Only, redundancy is in the eye of the beholder. Is the rotation of a star (on-off-on-off) an intelligent sort of thing? Well, no. It’s not complex enough to be thought of as intelligent. So what will aliens think if we just shoot off a rotating laser beacon, a flashing “Eat at Earth” sign? No, we want something both complex and redundant. Like Mozart. Or fancypants math.
Mozart has a lot of redundancy, or at least his music does. It tends to restrict itself to a handful of frequencies, and return to pasterns of those frequencies regularly. It keeps to a particular period, or some multiple of that period. So maybe Mozart — in a raw and uncompressed form — is a good test for intelligent life. Ah, nice work: no bird-brained alien can come up with that melody!
But what if that level of redundancy just doesn’t resonate with an alien intelligence? What if it is so regularized that they assume that it is a natural phenomenon? The idea, of course, is not to come up with a “supernatural” signal. No such thing. We are natural. We’re just smarter than whales. And we want to find other creatures in the universe that are smarter than whales, but hopefully not much smarter than us, because otherwise they will think us dreadfully boring creatures that might be fun to eat. You know, like whales. But the trick is, we don’t really know what we mean by “intelligent.”
I have a feeling one thing we mean by intelligent is able to converse with us. That is, if we suddenly got a signal from space that, when placed on a 1000 x 1000 grid was a very clear representation of a circle, well, we would be set. Whales don’t digitize circles. That’s a “higher order thinking” sort of thing; a pure math thing. It’s also something we would expect to be extremely unlikely to occur naturally. The trick is, would people 150 years ago have realized what to do with that information? And if we can’t even prove our intelligence two ourselves, six generations removed, then we have some real problems demonstrating our “intelligence” to creatures from another world. We have a shot at recognizing socialized humans, maybe, but why are we so convinced that other intelligent creatures will think like we do, when our thought has ontogenetically and phylogenetically been shaped by a very particular environment? And what if they are mathematically illiterate? Are they no longer worth talking to?
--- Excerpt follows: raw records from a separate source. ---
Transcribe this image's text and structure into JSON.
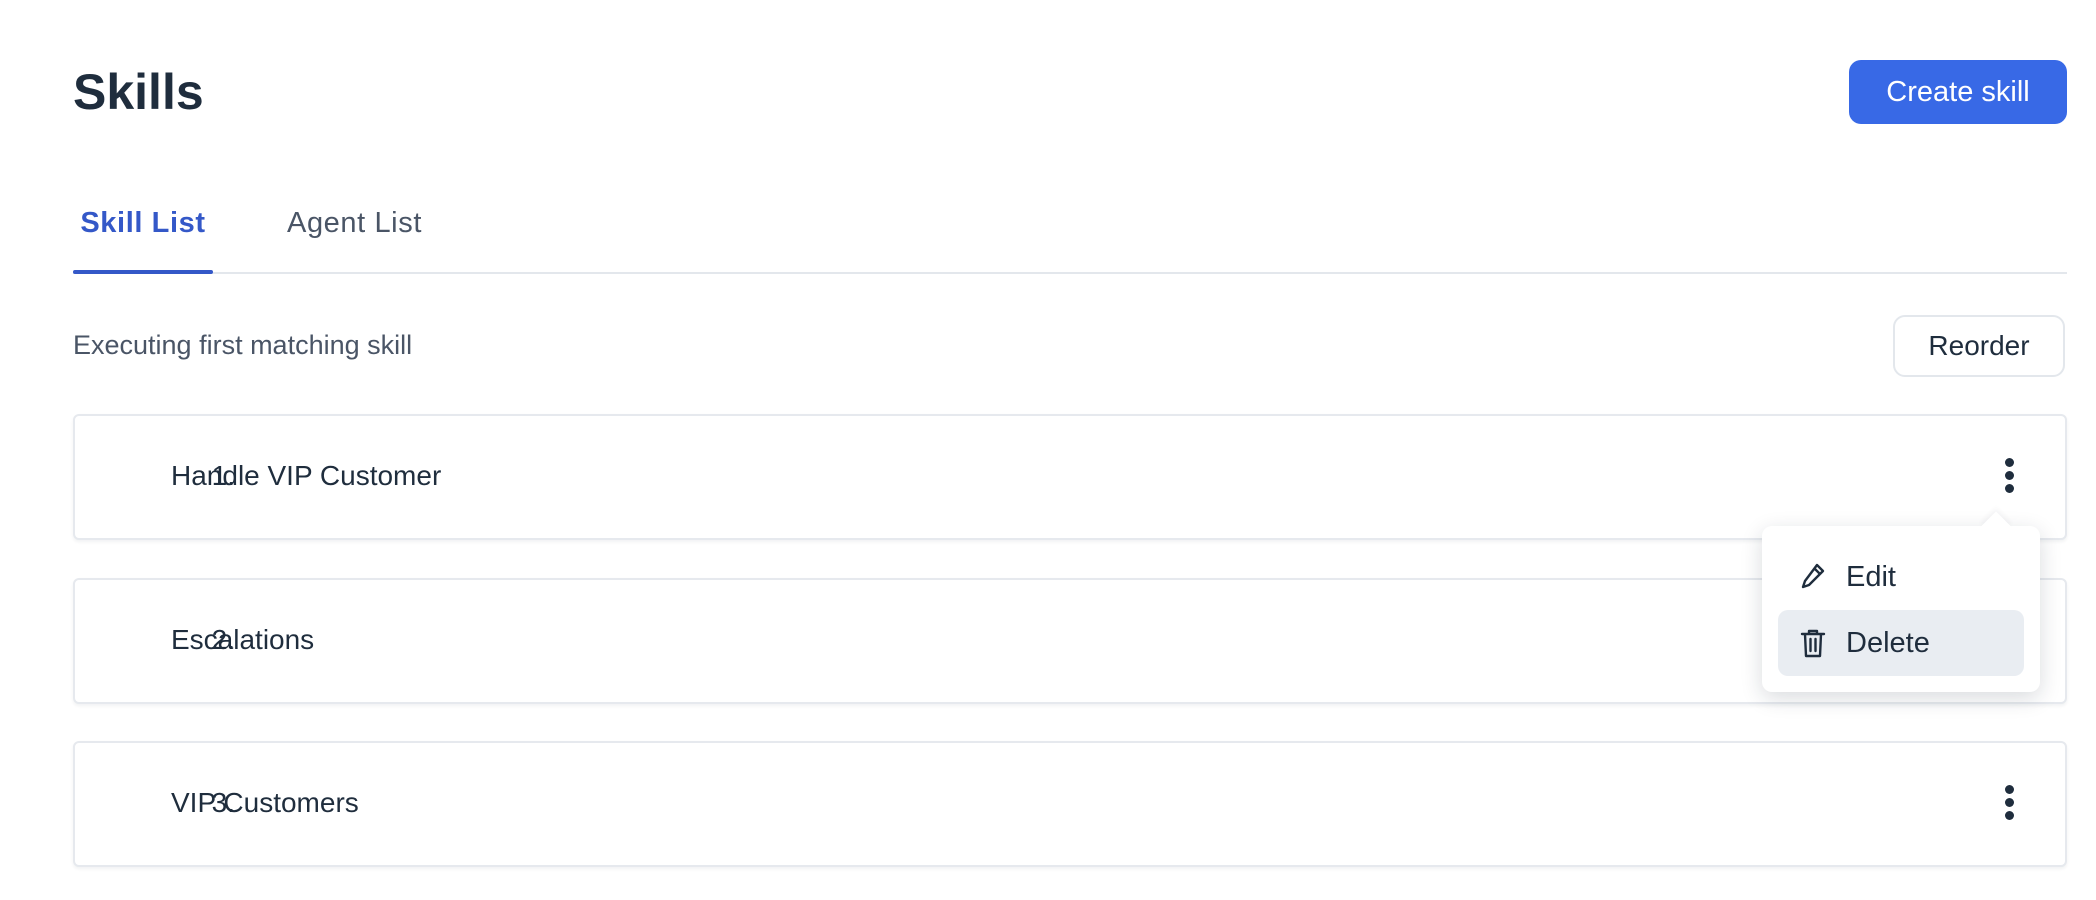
{
  "header": {
    "title": "Skills",
    "create_button": "Create skill"
  },
  "tabs": [
    {
      "label": "Skill List",
      "active": true
    },
    {
      "label": "Agent List",
      "active": false
    }
  ],
  "toolbar": {
    "status": "Executing first matching skill",
    "reorder_button": "Reorder"
  },
  "skills": [
    {
      "number": "1.",
      "name": "Handle VIP Customer"
    },
    {
      "number": "2.",
      "name": "Escalations"
    },
    {
      "number": "3.",
      "name": "VIP Customers"
    }
  ],
  "context_menu": {
    "items": [
      {
        "label": "Edit",
        "icon": "pencil-icon"
      },
      {
        "label": "Delete",
        "icon": "trash-icon"
      }
    ]
  },
  "colors": {
    "primary": "#3869e6",
    "active_tab": "#3458c8",
    "text": "#1f2d3d",
    "muted_text": "#4a5566",
    "border": "#e3e7ec",
    "menu_highlight": "#e9edf2"
  }
}
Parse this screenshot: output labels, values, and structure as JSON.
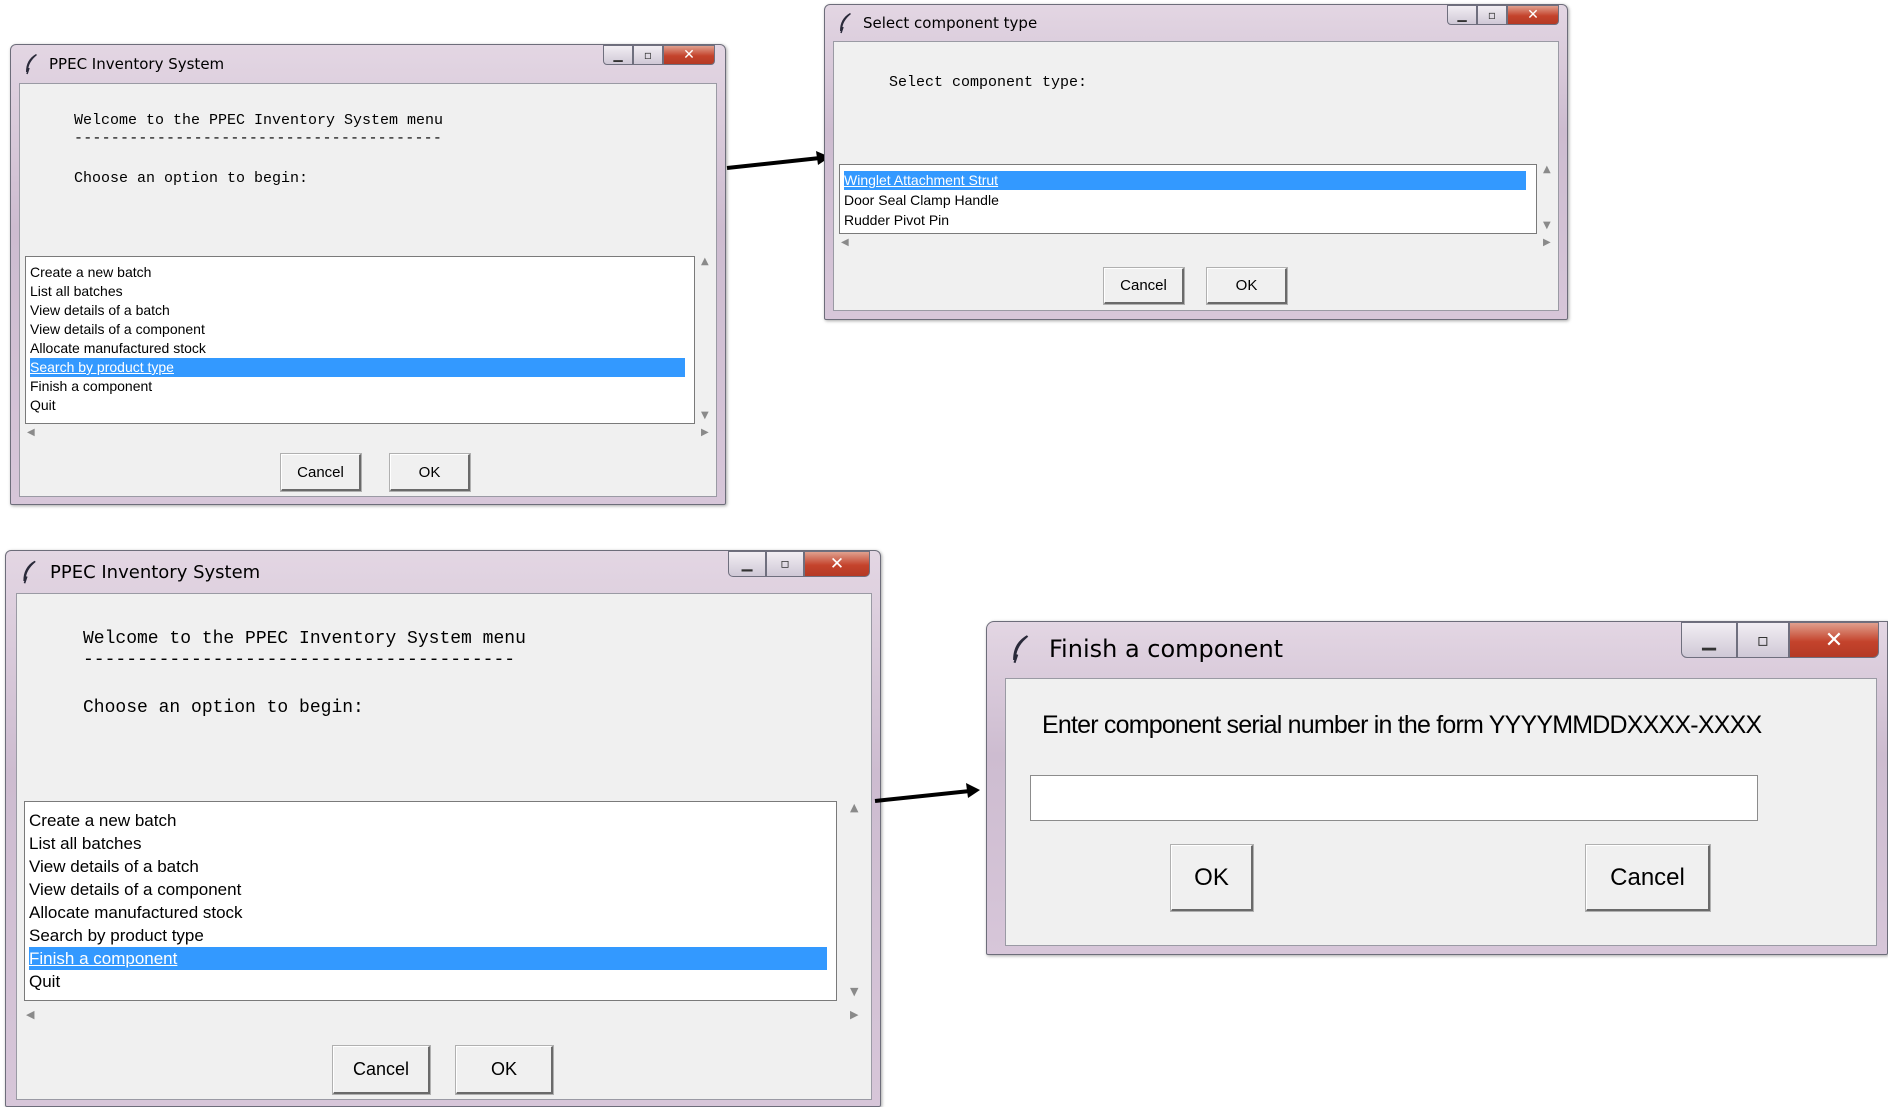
{
  "menu_small": {
    "title": "PPEC Inventory System",
    "welcome": "Welcome to the PPEC Inventory System menu",
    "rule": "----------------------------------------",
    "choose": "Choose an option to begin:",
    "items": [
      "Create a new batch",
      "List all batches",
      "View details of a batch",
      "View details of a component",
      "Allocate manufactured stock",
      "Search by product type",
      "Finish a component",
      "Quit"
    ],
    "selected": "Search by product type",
    "cancel_label": "Cancel",
    "ok_label": "OK"
  },
  "component_type": {
    "title": "Select component type",
    "prompt": "Select component type:",
    "items": [
      "Winglet Attachment Strut",
      "Door Seal Clamp Handle",
      "Rudder Pivot Pin"
    ],
    "selected": "Winglet Attachment Strut",
    "cancel_label": "Cancel",
    "ok_label": "OK"
  },
  "menu_large": {
    "title": "PPEC Inventory System",
    "welcome": "Welcome to the PPEC Inventory System menu",
    "rule": "----------------------------------------",
    "choose": "Choose an option to begin:",
    "items": [
      "Create a new batch",
      "List all batches",
      "View details of a batch",
      "View details of a component",
      "Allocate manufactured stock",
      "Search by product type",
      "Finish a component",
      "Quit"
    ],
    "selected": "Finish a component",
    "cancel_label": "Cancel",
    "ok_label": "OK"
  },
  "finish_component": {
    "title": "Finish a component",
    "prompt": "Enter component serial number in the form YYYYMMDDXXXX-XXXX",
    "input_value": "",
    "ok_label": "OK",
    "cancel_label": "Cancel"
  },
  "icons": [
    "feather-icon",
    "minimize-icon",
    "maximize-icon",
    "close-icon",
    "scroll-up-icon",
    "scroll-down-icon",
    "scroll-left-icon",
    "scroll-right-icon"
  ],
  "colors": {
    "selection": "#3399ff",
    "client_bg": "#f0f0f0",
    "close_button": "#c4432c"
  }
}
The real proof of intelligence remains the Turing test. I have a feeling that a one-way Turing test is what these folks have in mind. When we play them Mozart, they are intelligent if they recognize it as intelligent. We are on, to some extent, the same wavelength. There are computer programs that generate symphonies — symphonies that may well register as “intelligent” to many listeners — but in any event, these are far more complex (perhaps) than the simple calls of animals or naturally occurring songs. We made the symphony, even if we employed complex tools to create it.
What we really need, to determine whether a message is intelligent, is to see both an input and an output; a processing that suggests learning. No single message, no matter how complex will self-encode enough information to be meaningful on its own. Instead, we need the back and forth of conversation. And I am guessing that by the time we can converse, we will no longer be in a position of guessing whether we have found alien life. We’ll know it when we see it.